Redwine Finds Home on the Tennis Courts

Junior+Jantzen+Redwine+celebrates+with+Macie+Echols%2C+12%2C+at+the+Sept.+20+match+against+Lake+Ridge.+The+team+lost%2C+10-9.

Photo by Reese Mallett

Junior Jantzen Redwine celebrates with Macie Echols, 12, at the Sept. 20 match against Lake Ridge. The team lost, 10-9.

Davis Collier, Staff Writer

After committing to several other sports, junior Jantzen Redwine found his home on the tennis court. With many of his hours spent on the tennis court, Redwine appreciates tennis’s challenges.

“I think tennis is underappreciated. I think people underestimate the athletic ability it takes to play tennis–how physically and mentally enduring tennis is,” Redwine said. “Tennis is mentally as challenging as a sport like golf, and as physically demanding as basketball.”

Rewine began his tennis career in 2020 as an eighth grader. With long hours of practice and lessons, Redwine battled his way to the top of Legacy’s team.

“I’ve always had the drive to be the best at whatever I do. I started extremely late compared to other people at my level, but that gave me even more motivation to be better,” Redwine said. “It’s not a great character trait, but I thrive on impressing others. My biggest motivation was to impress everyone about how fast my game developed and hope quickly I improved.”

Legacy Tennis Coach, his father, Chad Redwine, motivates him to be the best player. Although it’s nice to have a motivator in the house, Jantzen Redwine struggles with the situation.

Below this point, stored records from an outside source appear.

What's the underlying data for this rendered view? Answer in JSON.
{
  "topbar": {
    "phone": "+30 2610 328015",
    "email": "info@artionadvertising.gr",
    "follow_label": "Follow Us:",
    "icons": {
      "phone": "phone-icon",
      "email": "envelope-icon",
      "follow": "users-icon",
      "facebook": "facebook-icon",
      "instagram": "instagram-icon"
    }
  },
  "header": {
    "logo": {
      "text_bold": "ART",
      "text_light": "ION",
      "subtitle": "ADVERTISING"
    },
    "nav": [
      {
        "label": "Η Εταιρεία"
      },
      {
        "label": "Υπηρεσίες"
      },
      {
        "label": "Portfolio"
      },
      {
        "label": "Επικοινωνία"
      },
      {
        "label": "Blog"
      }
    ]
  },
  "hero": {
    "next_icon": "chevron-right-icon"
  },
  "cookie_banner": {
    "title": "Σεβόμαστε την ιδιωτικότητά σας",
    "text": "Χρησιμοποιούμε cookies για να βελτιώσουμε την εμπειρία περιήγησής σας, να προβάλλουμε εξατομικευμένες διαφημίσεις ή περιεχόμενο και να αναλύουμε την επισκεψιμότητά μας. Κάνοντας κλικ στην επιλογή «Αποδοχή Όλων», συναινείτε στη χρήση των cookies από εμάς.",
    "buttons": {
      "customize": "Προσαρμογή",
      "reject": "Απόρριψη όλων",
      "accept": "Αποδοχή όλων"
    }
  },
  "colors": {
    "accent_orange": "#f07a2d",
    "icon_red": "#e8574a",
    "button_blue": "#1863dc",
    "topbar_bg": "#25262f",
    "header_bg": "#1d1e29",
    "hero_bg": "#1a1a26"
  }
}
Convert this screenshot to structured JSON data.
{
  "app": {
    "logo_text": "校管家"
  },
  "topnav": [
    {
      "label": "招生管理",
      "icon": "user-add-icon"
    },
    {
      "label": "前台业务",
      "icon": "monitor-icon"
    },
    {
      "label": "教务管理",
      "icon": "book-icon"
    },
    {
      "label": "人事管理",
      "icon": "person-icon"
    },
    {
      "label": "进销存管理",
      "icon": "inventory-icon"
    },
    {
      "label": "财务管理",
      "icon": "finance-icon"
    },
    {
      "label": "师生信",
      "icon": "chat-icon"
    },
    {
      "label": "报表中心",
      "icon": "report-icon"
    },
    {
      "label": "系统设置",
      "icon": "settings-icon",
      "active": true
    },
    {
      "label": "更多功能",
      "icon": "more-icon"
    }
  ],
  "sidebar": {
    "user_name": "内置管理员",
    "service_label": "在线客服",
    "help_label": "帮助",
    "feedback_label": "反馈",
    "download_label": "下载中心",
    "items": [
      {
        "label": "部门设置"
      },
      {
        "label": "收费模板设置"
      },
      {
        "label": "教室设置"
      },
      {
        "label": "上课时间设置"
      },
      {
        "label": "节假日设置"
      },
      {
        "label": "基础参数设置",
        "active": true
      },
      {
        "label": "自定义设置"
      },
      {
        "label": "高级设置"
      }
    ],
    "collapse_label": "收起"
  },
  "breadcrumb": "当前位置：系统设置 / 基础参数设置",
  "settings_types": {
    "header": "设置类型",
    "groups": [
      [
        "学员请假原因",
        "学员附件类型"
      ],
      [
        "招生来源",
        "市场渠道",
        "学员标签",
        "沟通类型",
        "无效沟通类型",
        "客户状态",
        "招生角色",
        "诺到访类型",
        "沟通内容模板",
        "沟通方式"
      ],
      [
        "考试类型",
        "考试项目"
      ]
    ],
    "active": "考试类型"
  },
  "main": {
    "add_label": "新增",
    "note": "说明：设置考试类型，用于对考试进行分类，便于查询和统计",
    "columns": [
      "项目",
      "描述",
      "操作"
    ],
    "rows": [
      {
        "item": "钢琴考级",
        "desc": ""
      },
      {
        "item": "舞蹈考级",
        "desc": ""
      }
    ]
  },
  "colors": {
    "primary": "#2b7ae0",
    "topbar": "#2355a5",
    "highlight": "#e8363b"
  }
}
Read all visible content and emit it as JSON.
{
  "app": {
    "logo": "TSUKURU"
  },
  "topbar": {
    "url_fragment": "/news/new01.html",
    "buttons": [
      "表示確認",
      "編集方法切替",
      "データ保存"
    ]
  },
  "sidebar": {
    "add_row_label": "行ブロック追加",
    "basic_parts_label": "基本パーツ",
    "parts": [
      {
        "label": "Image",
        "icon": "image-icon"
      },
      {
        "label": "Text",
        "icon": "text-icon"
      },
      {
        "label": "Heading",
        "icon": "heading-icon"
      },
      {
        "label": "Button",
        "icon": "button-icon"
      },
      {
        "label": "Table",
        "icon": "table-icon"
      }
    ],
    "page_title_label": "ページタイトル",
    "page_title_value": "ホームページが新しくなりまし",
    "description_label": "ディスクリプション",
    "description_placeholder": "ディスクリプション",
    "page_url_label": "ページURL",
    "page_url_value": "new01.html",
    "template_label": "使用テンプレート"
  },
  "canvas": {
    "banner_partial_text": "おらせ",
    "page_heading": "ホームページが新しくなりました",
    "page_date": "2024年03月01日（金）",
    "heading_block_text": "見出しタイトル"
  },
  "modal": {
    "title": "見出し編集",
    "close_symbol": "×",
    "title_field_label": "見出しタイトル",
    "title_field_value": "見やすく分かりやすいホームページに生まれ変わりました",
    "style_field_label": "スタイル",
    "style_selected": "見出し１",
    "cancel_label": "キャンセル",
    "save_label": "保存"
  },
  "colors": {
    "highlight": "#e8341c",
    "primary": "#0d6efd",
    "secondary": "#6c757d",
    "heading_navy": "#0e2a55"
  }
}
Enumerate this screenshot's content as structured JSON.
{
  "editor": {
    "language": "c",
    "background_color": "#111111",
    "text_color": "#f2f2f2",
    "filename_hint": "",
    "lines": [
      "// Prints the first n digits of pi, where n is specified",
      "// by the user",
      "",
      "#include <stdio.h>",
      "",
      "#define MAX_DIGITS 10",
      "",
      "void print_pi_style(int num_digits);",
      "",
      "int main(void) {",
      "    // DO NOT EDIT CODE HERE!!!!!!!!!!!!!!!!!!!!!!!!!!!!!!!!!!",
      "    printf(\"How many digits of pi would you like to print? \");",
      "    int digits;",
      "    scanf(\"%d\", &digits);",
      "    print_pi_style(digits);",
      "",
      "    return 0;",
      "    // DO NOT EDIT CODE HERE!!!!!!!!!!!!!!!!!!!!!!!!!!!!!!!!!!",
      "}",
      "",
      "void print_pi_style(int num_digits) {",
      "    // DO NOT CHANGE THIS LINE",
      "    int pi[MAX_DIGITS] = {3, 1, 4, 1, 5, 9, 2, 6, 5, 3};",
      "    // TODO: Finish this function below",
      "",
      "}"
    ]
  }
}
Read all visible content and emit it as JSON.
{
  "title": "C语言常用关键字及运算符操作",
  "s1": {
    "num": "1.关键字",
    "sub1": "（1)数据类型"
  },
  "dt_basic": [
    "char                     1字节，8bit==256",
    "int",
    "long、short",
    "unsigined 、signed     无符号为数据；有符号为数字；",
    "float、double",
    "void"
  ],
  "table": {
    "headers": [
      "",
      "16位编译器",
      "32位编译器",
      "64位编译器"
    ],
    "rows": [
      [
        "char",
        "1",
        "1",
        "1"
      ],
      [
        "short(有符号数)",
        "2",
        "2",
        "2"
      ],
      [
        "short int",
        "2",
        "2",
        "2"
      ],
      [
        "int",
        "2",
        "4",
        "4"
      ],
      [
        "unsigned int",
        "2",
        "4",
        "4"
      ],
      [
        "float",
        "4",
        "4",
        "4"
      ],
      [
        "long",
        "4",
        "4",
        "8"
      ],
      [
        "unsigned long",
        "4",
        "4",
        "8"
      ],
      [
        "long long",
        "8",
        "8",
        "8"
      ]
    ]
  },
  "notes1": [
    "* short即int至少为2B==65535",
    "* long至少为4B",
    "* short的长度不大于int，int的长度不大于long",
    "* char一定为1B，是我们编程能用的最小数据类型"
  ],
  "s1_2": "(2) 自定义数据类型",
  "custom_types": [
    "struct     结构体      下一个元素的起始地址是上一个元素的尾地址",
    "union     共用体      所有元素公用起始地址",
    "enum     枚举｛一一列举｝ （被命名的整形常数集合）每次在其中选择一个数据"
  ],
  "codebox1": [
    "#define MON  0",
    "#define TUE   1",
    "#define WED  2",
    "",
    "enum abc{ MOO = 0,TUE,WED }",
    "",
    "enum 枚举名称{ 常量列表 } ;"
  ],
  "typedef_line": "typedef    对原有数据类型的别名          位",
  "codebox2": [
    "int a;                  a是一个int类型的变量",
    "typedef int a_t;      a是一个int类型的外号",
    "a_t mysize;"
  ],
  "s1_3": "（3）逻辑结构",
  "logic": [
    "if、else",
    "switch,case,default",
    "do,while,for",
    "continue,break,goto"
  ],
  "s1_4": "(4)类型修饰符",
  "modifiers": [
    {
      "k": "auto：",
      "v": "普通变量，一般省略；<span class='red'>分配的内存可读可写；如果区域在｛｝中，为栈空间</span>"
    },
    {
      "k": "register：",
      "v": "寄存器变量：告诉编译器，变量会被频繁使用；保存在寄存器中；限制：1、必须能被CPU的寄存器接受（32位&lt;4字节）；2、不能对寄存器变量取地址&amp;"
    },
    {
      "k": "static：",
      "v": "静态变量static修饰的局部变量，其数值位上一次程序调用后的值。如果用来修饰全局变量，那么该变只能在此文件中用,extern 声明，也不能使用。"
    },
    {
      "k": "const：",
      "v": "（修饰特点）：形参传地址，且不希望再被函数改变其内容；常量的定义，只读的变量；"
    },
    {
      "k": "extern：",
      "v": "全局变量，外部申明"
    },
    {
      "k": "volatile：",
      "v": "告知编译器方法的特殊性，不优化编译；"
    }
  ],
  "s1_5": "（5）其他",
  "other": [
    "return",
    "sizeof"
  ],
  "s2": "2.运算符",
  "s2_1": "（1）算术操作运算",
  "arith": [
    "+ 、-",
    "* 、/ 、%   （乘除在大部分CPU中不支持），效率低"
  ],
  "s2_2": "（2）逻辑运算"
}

I’ve always had the drive to be the best at whatever I do. I started extremely late compared to other people at my level, but that gave me even more motivation to be better. It’s not a great character trait, but I thrive on impressing others. My biggest motivation was to impress everyone about how fast my game developed and hope quickly I improved.”

— Jantzen Redwine, 11

“In general, I do enjoy my coach being my dad. Although it’s very hard to separate tennis from our personal relationship at times, having him on the court allows me to be more comfortable expressing my feelings and better explain my thoughts on court,” Redwine said.

Redwine spends many long hours practicing and growing outside of school. Redwine credited his private lessons coach, Austin Haden at the Walnut Creek Country Club.

“The attribute that Jantzen has is the ability to have a level head as to results. When he loses, he has a short memory of the loss. When he wins a big match, he will celebrate that night and the next day it’s like the win never happened,” Haden said. “He doesn’t ever brag about the level he has achieved. He has confidence but doesn’t show it much.”

Redwine fought through the ranks to number one on the team. He is enthusiastic for his role to influence and encourage other players with his game and his attitude.

“I would tell a new player to keep trying, even if they fail. In a sport like [tennis], failing is the only way to succeed. There was a long era of my freshman and sophomore year where I would constantly lose over, and over, and over again,” Redwine said. “My biggest tip is to just keep playing matches.”